■ What to do
Copy out, from the entries below, each line holding the string "columns".

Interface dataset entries
=-=-=-=-=

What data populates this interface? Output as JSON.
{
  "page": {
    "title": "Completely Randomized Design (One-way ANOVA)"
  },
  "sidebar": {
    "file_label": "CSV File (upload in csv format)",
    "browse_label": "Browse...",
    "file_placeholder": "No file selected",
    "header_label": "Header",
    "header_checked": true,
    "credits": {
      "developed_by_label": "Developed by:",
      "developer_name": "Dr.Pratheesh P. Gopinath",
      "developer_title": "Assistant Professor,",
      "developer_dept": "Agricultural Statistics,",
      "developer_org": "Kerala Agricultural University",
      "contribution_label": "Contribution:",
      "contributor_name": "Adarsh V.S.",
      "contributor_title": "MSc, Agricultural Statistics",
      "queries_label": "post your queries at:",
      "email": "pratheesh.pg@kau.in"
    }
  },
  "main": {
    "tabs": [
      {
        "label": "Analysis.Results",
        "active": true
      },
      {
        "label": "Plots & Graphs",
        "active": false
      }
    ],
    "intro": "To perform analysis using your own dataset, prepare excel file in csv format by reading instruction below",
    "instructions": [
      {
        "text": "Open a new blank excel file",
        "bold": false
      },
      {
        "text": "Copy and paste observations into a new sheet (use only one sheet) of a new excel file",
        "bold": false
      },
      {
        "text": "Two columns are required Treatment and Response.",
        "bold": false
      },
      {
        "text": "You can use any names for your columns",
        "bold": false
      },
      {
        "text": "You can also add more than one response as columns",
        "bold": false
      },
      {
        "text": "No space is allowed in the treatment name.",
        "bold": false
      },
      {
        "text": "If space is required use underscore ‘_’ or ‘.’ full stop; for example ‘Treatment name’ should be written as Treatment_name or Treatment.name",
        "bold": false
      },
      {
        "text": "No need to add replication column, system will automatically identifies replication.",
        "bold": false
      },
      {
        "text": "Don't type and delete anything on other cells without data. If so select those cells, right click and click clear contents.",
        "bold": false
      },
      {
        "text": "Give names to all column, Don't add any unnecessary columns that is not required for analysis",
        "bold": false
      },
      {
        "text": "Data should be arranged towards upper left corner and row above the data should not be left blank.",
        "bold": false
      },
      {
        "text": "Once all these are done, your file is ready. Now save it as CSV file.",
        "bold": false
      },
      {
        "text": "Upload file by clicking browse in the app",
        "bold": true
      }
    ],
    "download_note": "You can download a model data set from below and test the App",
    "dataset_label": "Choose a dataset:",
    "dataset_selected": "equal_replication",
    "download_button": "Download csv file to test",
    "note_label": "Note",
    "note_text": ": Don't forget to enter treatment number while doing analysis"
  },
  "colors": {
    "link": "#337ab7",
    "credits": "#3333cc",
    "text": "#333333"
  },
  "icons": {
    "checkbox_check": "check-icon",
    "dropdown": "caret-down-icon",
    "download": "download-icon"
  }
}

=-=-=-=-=

■ Solution below
        "text": "Two columns are required Treatment and Response.",
        "text": "You can use any names for your columns",
        "text": "You can also add more than one response as columns",
        "text": "Give names to all column, Don't add any unnecessary columns that is not required for analysis",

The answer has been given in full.